“We don't have this capacity that they have to go to someone like Pfizer and say, ‘I will buy all doses,’” Noormahomed said.

“So they should not be so selfish. From the amount of dollars they buy, they should share some.”

It’s a vaccine inequity the World Health Organization warned about just weeks earlier by the agency’s director-general, Tedros Adhanom Ghebreyesus.

“I need to be blunt. The world is on the brink of a catastrophic moral failure. And the price of this failure will be paid with lives and livelihoods in the world's poorest countries," he said in January.

“Even as they speak the language of equitable access, some countries and companies continue to prioritize bilateral deals, going around COVAX, driving up prices and attempting to jump to the front of the queue. This is wrong.”

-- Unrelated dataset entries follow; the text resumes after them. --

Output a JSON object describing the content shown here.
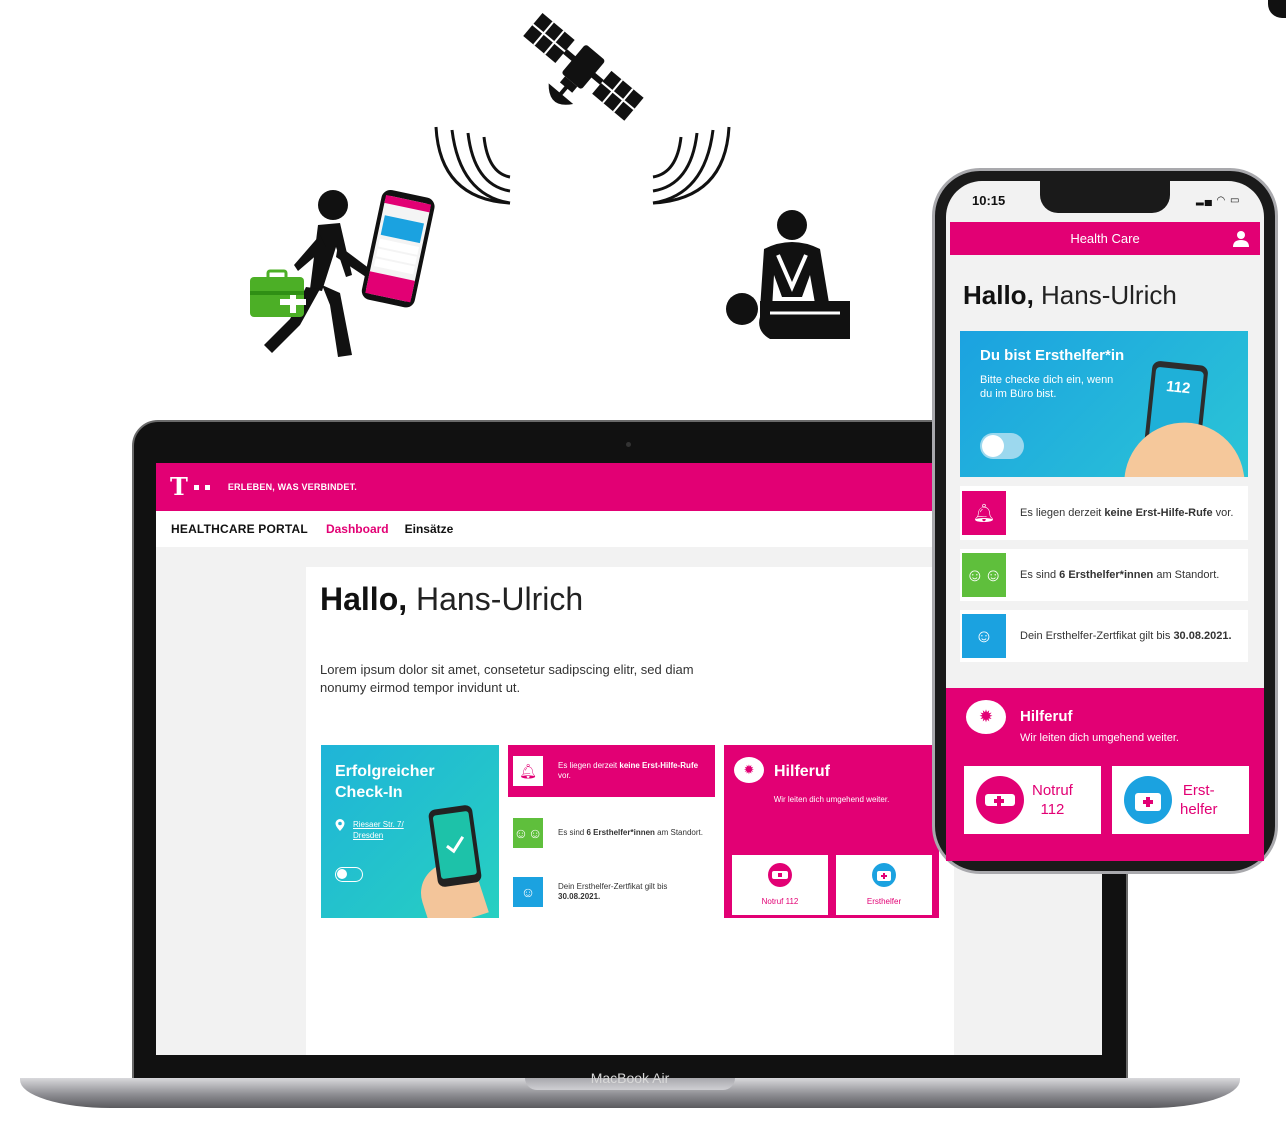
{
  "colors": {
    "brand": "#e20074",
    "teal": "#1fb4d8",
    "green": "#5fbf3c",
    "blue": "#1ba2e0"
  },
  "illustrations": {
    "satellite_icon": "satellite-icon",
    "runner_icon": "person-with-phone-and-first-aid-kit-icon",
    "cpr_icon": "cpr-icon"
  },
  "laptop": {
    "model_label": "MacBook Air",
    "header": {
      "logo": "T",
      "slogan": "ERLEBEN, WAS VERBINDET."
    },
    "nav": {
      "brand": "HEALTHCARE PORTAL",
      "items": [
        "Dashboard",
        "Einsätze"
      ]
    },
    "greeting": {
      "bold": "Hallo,",
      "name": " Hans-Ulrich"
    },
    "intro": "Lorem ipsum dolor sit amet, consetetur sadipscing elitr, sed diam nonumy eirmod tempor invidunt ut.",
    "checkin": {
      "title": "Erfolgreicher Check-In",
      "address_line1": "Riesaer Str. 7/",
      "address_line2": "Dresden"
    },
    "info": [
      {
        "pre": "Es liegen derzeit ",
        "bold": "keine Erst-Hilfe-Rufe",
        "post": " vor."
      },
      {
        "pre": "Es sind ",
        "bold": "6 Ersthelfer*innen",
        "post": " am Standort."
      },
      {
        "pre": "Dein Ersthelfer-Zertfikat gilt bis ",
        "bold": "30.08.2021.",
        "post": ""
      }
    ],
    "hilfe": {
      "title": "Hilferuf",
      "subtitle": "Wir leiten dich umgehend weiter.",
      "btn_notruf": "Notruf 112",
      "btn_ersthelfer": "Ersthelfer"
    }
  },
  "phone": {
    "time": "10:15",
    "status": "▂▄ ◠ ▭",
    "app_title": "Health Care",
    "greeting": {
      "bold": "Hallo,",
      "name": " Hans-Ulrich"
    },
    "hero": {
      "title": "Du bist Ersthelfer*in",
      "subtitle": "Bitte checke dich ein, wenn du im Büro bist.",
      "phone_number": "112"
    },
    "info": [
      {
        "pre": "Es liegen derzeit ",
        "bold": "keine Erst-Hilfe-Rufe",
        "post": " vor."
      },
      {
        "pre": "Es sind ",
        "bold": "6 Ersthelfer*innen",
        "post": " am Standort."
      },
      {
        "pre": "Dein Ersthelfer-Zertfikat gilt bis ",
        "bold": "30.08.2021.",
        "post": ""
      }
    ],
    "hilfe": {
      "title": "Hilferuf",
      "subtitle": "Wir leiten dich umgehend weiter.",
      "btn_notruf_l1": "Notruf",
      "btn_notruf_l2": "112",
      "btn_erst_l1": "Erst-",
      "btn_erst_l2": "helfer"
    }
  }
}
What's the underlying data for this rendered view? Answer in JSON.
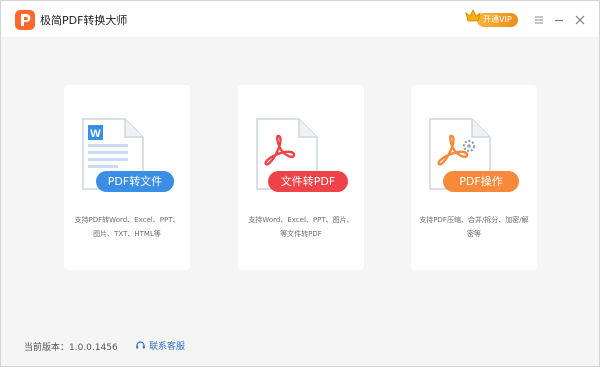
{
  "app": {
    "title": "极简PDF转换大师",
    "logo_icon": "app-logo-icon",
    "vip_label": "开通VIP",
    "accent": "#ff6a2b"
  },
  "cards": [
    {
      "button_label": "PDF转文件",
      "button_color": "#3a8ee6",
      "description": "支持PDF转Word、Excel、PPT、图片、TXT、HTML等",
      "icon": "word-document-icon"
    },
    {
      "button_label": "文件转PDF",
      "button_color": "#ee4349",
      "description": "支持Word、Excel、PPT、图片、等文件转PDF",
      "icon": "pdf-document-icon"
    },
    {
      "button_label": "PDF操作",
      "button_color": "#f6893a",
      "description": "支持PDF压缩、合并/拆分、加密/解密等",
      "icon": "pdf-settings-document-icon"
    }
  ],
  "footer": {
    "version": "当前版本：1.0.0.1456",
    "service_label": "联系客服"
  }
}
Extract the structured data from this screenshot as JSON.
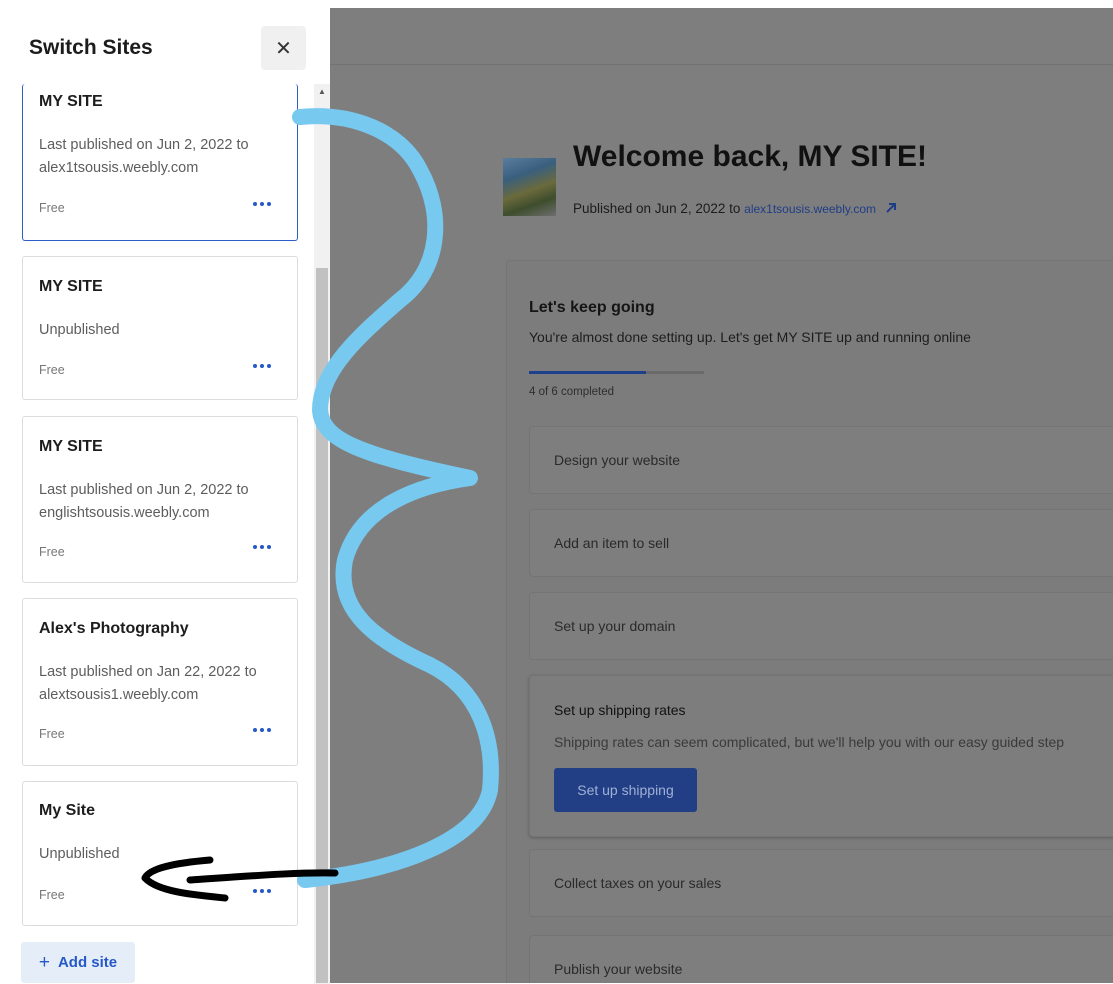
{
  "sidebar": {
    "title": "Switch Sites",
    "close_icon": "close-icon",
    "sites": [
      {
        "name": "MY SITE",
        "status": "Last published on Jun 2, 2022 to alex1tsousis.weebly.com",
        "plan": "Free",
        "selected": true
      },
      {
        "name": "MY SITE",
        "status": "Unpublished",
        "plan": "Free"
      },
      {
        "name": "MY SITE",
        "status": "Last published on Jun 2, 2022 to englishtsousis.weebly.com",
        "plan": "Free"
      },
      {
        "name": "Alex's Photography",
        "status": "Last published on Jan 22, 2022 to alextsousis1.weebly.com",
        "plan": "Free"
      },
      {
        "name": "My Site",
        "status": "Unpublished",
        "plan": "Free"
      }
    ],
    "add_site_label": "Add site"
  },
  "main": {
    "welcome_title": "Welcome back, MY SITE!",
    "published_prefix": "Published on Jun 2, 2022 to",
    "published_url": "alex1tsousis.weebly.com",
    "setup": {
      "title": "Let's keep going",
      "subtitle": "You're almost done setting up. Let's get MY SITE up and running online",
      "progress_text": "4 of 6 completed",
      "progress_fraction": 0.667,
      "steps": [
        {
          "label": "Design your website"
        },
        {
          "label": "Add an item to sell"
        },
        {
          "label": "Set up your domain"
        },
        {
          "label": "Set up shipping rates",
          "description": "Shipping rates can seem complicated, but we'll help you with our easy guided step",
          "button": "Set up shipping"
        },
        {
          "label": "Collect taxes on your sales"
        },
        {
          "label": "Publish your website"
        }
      ]
    }
  },
  "colors": {
    "accent": "#2559c7",
    "annotation_blue": "#77c9f0",
    "annotation_black": "#000000",
    "overlay": "#7e7e7e"
  }
}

The Trudeau government came under heavy criticism earlier this month over its decision to receive 1.9 million vaccine doses from COVAX, a global vaccine initiative involving 180 countries, including Canada, that is meant to guarantee fair and equitable vaccine access to all countries. 

Ottawa invested $440 million in COVAX last fall, half to secure up to 15 million doses for Canada, and half to buy vaccines for low- and middle-income countries. It pledged another $75 million on Friday as G7 countries promised to step-up efforts to widen the global vaccine distribution.

Ottawa has also secured more than 400 million vaccine doses from multiple manufacturers, among the largest vaccine procurements per capita in the world. International Aid Minister Karina Gould has said Canada will donate excess vaccines to lower income countries.

Meanwhile, the COVAX program itself has been slow to get off the ground, leaving millions at risk. Some health charities in Mozambique have warned that even with these programs in place, it could take "three to five years" to vaccinate the country against the coronavirus, leaving health-care workers no choice but to keep working on the front lines, unprotected.

“The resilience of their health-care system is so much more fragile than ours, that it wouldn't take too much more of this to really put them back to where they were 20 years ago in terms of trying to figure out how to pull things together and get the health-care systems going,” said Schooley.

“Unless we control this epidemic everywhere in the world we're going to still see variants generated ... so even if you don't care about people who live elsewhere and all you care about is yourself -- it's not even good policy to allow these epidemics to go unchecked, and assume that it has no impact on you.”

With files from The Canadian Press